- Don’t worry about pace– On some of the technical parts of the trail we went as slow as 11:00/mile but that’s because we were climbing and dodging trees. Trail running in the snow will also feel a lot harder so focus more on effort than pace.
- Have fun!– Running through snowy woods is peaceful and exciting. It’s an adventure. You’ll feel like a kid again so enjoy it!
Do you have any other tips for running on trails in the winter? Share them below!
I saw this graphic on Pinterest yesterday and thought it completely summed up where I’m at with my running lately. Last week I wrote about my funning escapades because currently I’m in between goals. I have a half marathon coming … Continue reading
Lately my training routine has consisted of a little something I like to call “funning.” Yup, that’s fun + running = funning.
After almost an entire year of seemingly non-stop training for my first two marathons (Big Sur and Marine Corps), which included a 26-minute PR, I was ready to take a break immediately after crossing the finish line. While some marathoners cross the finish line already scheming their next race, I thought to myself, nah, I’m good… for now.
As I posted a few weeks ago, my focus post-Marine Corps has been on getting faster – #operationgetspeedy. Part of getting faster (for me, at least) is letting myself shy away from a rigid training plan. I need to start to become familiar with my comfort zone and the feeling of jumping right out of it. Going to intervals on a Wednesday just because I feel like it. Running up the side of a mountain in Bethlehem and then doing a long run the next day. Running some miles with my speedy boyfriend. Taking it slow sometimes because I feel like it. While all of this might not seem fun to your average person, I’ve been having a blast.
The only race I have on my schedule in the near future is the Disney World Half Marathon in January. Originally my goal was to shoot for under 2 hours, my previous half PR but following a recent training run where I averaged 8:20/mile or faster, I don’t think that’s going to be a problem.
Type-A Hannah would typically take this, make a structured training plan, and shoot for a new goal of something ridiculous like a 1:45. But I’m tired of all that and I just want to run whatever I want to run. Moreover, I want to just have fun.
So I’m just going to keep running whatever I want to run whenever I want to run it and see what happens at Disney. Disney will be a test and I’ll re-evaluate my half marathon goals for the Spring to see what a reasonable time goal would be. Until then, I’m just going to keep on funning along.
Happy running, all!
People always say running is a great metaphor for life. I like running because it gives you an opportunity to constantly improve on yourself, whether that means setting a new PR, getting stronger, or trying to go for the win.
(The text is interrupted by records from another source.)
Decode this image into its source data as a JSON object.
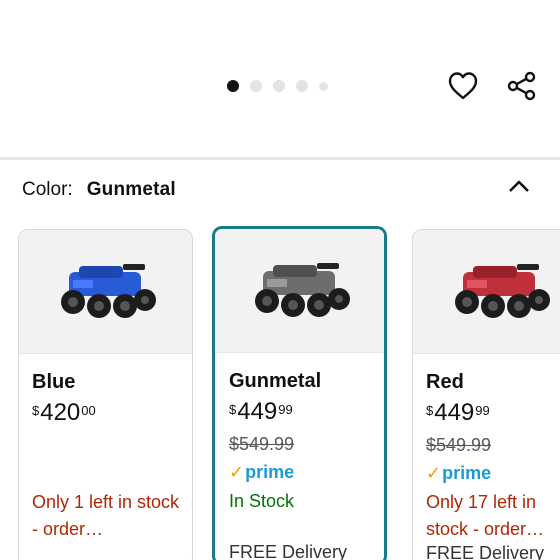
{
  "gallery": {
    "dots_count": 5,
    "active_dot": 0
  },
  "color_selector": {
    "label": "Color:",
    "value": "Gunmetal"
  },
  "variants": [
    {
      "name": "Blue",
      "price_symbol": "$",
      "price_whole": "420",
      "price_fraction": "00",
      "stock": "Only 1 left in stock - order…",
      "vehicle_color": "#2a5bd7"
    },
    {
      "name": "Gunmetal",
      "price_symbol": "$",
      "price_whole": "449",
      "price_fraction": "99",
      "list_price": "$549.99",
      "prime": "prime",
      "stock": "In Stock",
      "delivery": "FREE Delivery",
      "vehicle_color": "#6d6d6d"
    },
    {
      "name": "Red",
      "price_symbol": "$",
      "price_whole": "449",
      "price_fraction": "99",
      "list_price": "$549.99",
      "prime": "prime",
      "stock": "Only 17 left in stock - order…",
      "delivery": "FREE Delivery",
      "vehicle_color": "#c0303a"
    }
  ],
  "colors": {
    "selected_border": "#1a7a8a",
    "low_stock": "#b12704",
    "in_stock": "#007600",
    "prime_blue": "#1b9ad6",
    "prime_check": "#ff9900"
  },
  "icons": {
    "favorite": "heart-icon",
    "share": "share-icon",
    "collapse": "chevron-up-icon"
  }
}
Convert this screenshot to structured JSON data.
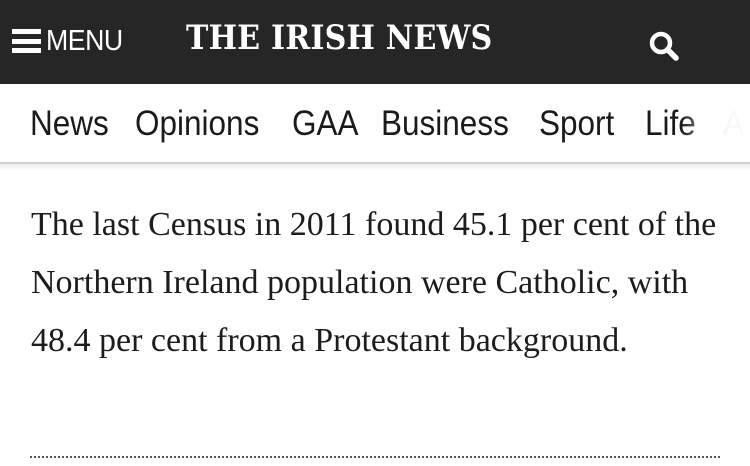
{
  "header": {
    "menu_label": "MENU",
    "logo_text": "THE IRISH NEWS",
    "search_icon": "search-icon",
    "background": "#262626"
  },
  "nav": {
    "items": [
      {
        "label": "News"
      },
      {
        "label": "Opinions"
      },
      {
        "label": "GAA"
      },
      {
        "label": "Business"
      },
      {
        "label": "Sport"
      },
      {
        "label": "Life"
      },
      {
        "label": "A"
      }
    ]
  },
  "article": {
    "paragraph": "The last Census in 2011 found 45.1 per cent of the Northern Ireland population were Catholic, with 48.4 per cent from a Protestant background."
  }
}
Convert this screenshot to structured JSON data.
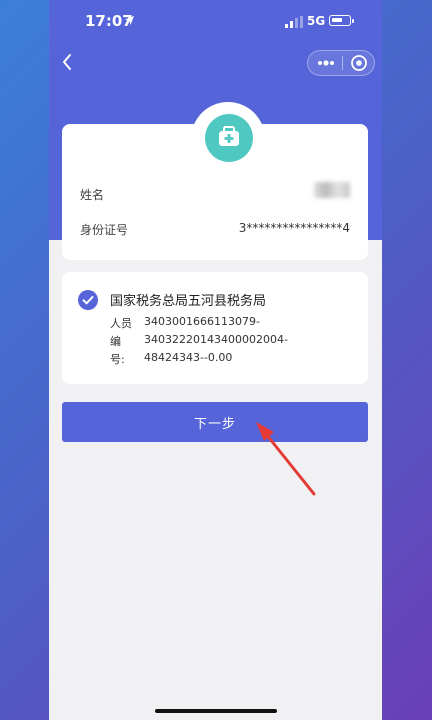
{
  "status_bar": {
    "time": "17:07",
    "network": "5G"
  },
  "info_card": {
    "name_label": "姓名",
    "id_label": "身份证号",
    "id_value": "3****************4"
  },
  "tax_office": {
    "name": "国家税务总局五河县税务局",
    "details": [
      {
        "label": "人员",
        "value": "3403001666113079-"
      },
      {
        "label": "编",
        "value": "34032220143400002004-"
      },
      {
        "label": "号:",
        "value": "48424343--0.00"
      }
    ]
  },
  "next_button": {
    "label": "下一步"
  },
  "colors": {
    "primary": "#5565d9",
    "icon_teal": "#4fc8c2",
    "annotation_arrow": "#e53935"
  },
  "icons": [
    "location-arrow-icon",
    "signal-icon",
    "battery-icon",
    "back-chevron-icon",
    "more-dots-icon",
    "target-circle-icon",
    "medical-kit-icon",
    "check-circle-icon",
    "red-arrow-annotation"
  ]
}
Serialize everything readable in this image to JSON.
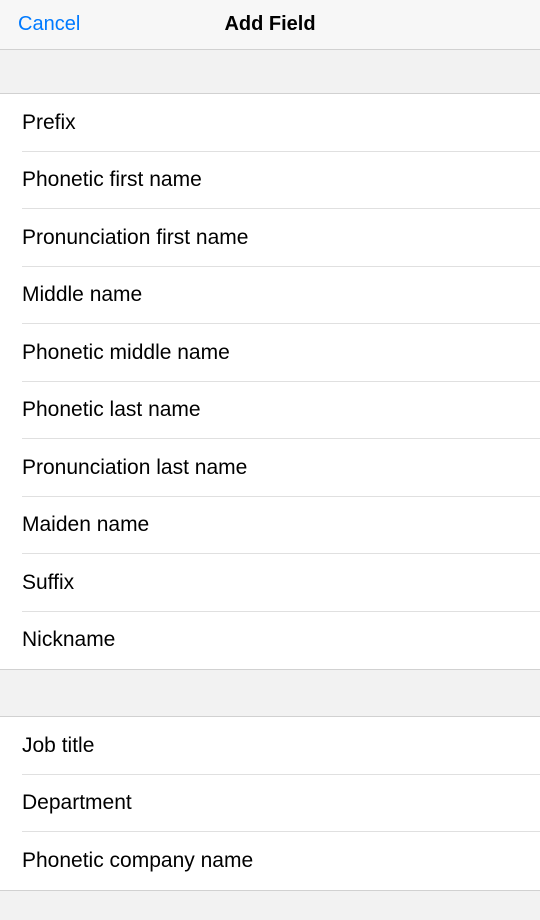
{
  "nav": {
    "cancel": "Cancel",
    "title": "Add Field"
  },
  "sections": {
    "name_fields": [
      "Prefix",
      "Phonetic first name",
      "Pronunciation first name",
      "Middle name",
      "Phonetic middle name",
      "Phonetic last name",
      "Pronunciation last name",
      "Maiden name",
      "Suffix",
      "Nickname"
    ],
    "work_fields": [
      "Job title",
      "Department",
      "Phonetic company name"
    ]
  }
}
But it takes guts and courage to go for those bigger goals and most of that confidence comes from believing you can do it. The training is the easy part, it’s the leap of faith that can be the hardest obstacle. So go out there and test your limits. Happy running this week!